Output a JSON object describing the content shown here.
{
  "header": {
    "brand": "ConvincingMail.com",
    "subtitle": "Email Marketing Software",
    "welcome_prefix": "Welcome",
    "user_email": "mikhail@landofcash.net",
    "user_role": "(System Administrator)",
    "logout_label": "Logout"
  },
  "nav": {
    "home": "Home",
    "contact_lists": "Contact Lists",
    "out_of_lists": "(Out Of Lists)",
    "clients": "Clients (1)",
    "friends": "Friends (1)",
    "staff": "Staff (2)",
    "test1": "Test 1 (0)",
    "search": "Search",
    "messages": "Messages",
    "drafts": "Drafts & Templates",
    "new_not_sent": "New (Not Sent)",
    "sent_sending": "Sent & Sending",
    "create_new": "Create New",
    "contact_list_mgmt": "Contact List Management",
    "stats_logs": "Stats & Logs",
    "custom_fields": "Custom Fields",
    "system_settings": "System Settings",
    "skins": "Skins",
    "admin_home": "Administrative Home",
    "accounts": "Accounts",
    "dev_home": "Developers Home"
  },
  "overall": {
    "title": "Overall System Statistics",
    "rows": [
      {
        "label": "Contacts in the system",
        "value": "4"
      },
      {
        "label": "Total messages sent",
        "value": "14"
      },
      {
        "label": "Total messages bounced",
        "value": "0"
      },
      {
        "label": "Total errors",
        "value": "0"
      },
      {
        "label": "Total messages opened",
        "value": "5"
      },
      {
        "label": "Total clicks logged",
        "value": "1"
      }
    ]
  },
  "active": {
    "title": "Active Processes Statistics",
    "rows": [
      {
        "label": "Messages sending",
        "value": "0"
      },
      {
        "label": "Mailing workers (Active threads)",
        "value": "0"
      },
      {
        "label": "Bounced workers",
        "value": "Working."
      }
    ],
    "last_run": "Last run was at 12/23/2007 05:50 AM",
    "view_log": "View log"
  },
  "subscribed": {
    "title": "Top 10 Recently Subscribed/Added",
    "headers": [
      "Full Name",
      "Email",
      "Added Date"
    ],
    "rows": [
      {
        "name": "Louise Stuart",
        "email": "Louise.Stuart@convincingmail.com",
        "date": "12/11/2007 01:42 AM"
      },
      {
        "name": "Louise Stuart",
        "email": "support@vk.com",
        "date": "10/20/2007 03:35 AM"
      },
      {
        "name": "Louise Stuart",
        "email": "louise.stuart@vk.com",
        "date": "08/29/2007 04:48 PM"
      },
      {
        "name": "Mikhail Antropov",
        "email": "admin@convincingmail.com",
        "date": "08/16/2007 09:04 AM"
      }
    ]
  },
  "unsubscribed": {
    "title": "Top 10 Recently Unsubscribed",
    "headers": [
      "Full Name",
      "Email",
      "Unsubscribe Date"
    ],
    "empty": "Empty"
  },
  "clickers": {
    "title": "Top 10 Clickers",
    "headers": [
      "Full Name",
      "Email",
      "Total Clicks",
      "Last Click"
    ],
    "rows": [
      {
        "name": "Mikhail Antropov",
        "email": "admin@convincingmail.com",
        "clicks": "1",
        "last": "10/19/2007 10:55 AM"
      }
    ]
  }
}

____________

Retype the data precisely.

OUTPUT OF THE EXERCISE:
Output a JSON object describing the content shown here.
{
  "header": {
    "brand": "ConvincingMail.com",
    "subtitle": "Email Marketing Software",
    "welcome_prefix": "Welcome",
    "user_email": "mikhail@landofcash.net",
    "user_role": "(System Administrator)",
    "logout_label": "Logout"
  },
  "nav": {
    "home": "Home",
    "contact_lists": "Contact Lists",
    "out_of_lists": "(Out Of Lists)",
    "clients": "Clients (1)",
    "friends": "Friends (1)",
    "staff": "Staff (2)",
    "test1": "Test 1 (0)",
    "search": "Search",
    "messages": "Messages",
    "drafts": "Drafts & Templates",
    "new_not_sent": "New (Not Sent)",
    "sent_sending": "Sent & Sending",
    "create_new": "Create New",
    "contact_list_mgmt": "Contact List Management",
    "stats_logs": "Stats & Logs",
    "custom_fields": "Custom Fields",
    "system_settings": "System Settings",
    "skins": "Skins",
    "admin_home": "Administrative Home",
    "accounts": "Accounts",
    "dev_home": "Developers Home"
  },
  "overall": {
    "title": "Overall System Statistics",
    "rows": [
      {
        "label": "Contacts in the system",
        "value": "4"
      },
      {
        "label": "Total messages sent",
        "value": "14"
      },
      {
        "label": "Total messages bounced",
        "value": "0"
      },
      {
        "label": "Total errors",
        "value": "0"
      },
      {
        "label": "Total messages opened",
        "value": "5"
      },
      {
        "label": "Total clicks logged",
        "value": "1"
      }
    ]
  },
  "active": {
    "title": "Active Processes Statistics",
    "rows": [
      {
        "label": "Messages sending",
        "value": "0"
      },
      {
        "label": "Mailing workers (Active threads)",
        "value": "0"
      },
      {
        "label": "Bounced workers",
        "value": "Working."
      }
    ],
    "last_run": "Last run was at 12/23/2007 05:50 AM",
    "view_log": "View log"
  },
  "subscribed": {
    "title": "Top 10 Recently Subscribed/Added",
    "headers": [
      "Full Name",
      "Email",
      "Added Date"
    ],
    "rows": [
      {
        "name": "Louise Stuart",
        "email": "Louise.Stuart@convincingmail.com",
        "date": "12/11/2007 01:42 AM"
      },
      {
        "name": "Louise Stuart",
        "email": "support@vk.com",
        "date": "10/20/2007 03:35 AM"
      },
      {
        "name": "Louise Stuart",
        "email": "louise.stuart@vk.com",
        "date": "08/29/2007 04:48 PM"
      },
      {
        "name": "Mikhail Antropov",
        "email": "admin@convincingmail.com",
        "date": "08/16/2007 09:04 AM"
      }
    ]
  },
  "unsubscribed": {
    "title": "Top 10 Recently Unsubscribed",
    "headers": [
      "Full Name",
      "Email",
      "Unsubscribe Date"
    ],
    "empty": "Empty"
  },
  "clickers": {
    "title": "Top 10 Clickers",
    "headers": [
      "Full Name",
      "Email",
      "Total Clicks",
      "Last Click"
    ],
    "rows": [
      {
        "name": "Mikhail Antropov",
        "email": "admin@convincingmail.com",
        "clicks": "1",
        "last": "10/19/2007 10:55 AM"
      }
    ]
  }
}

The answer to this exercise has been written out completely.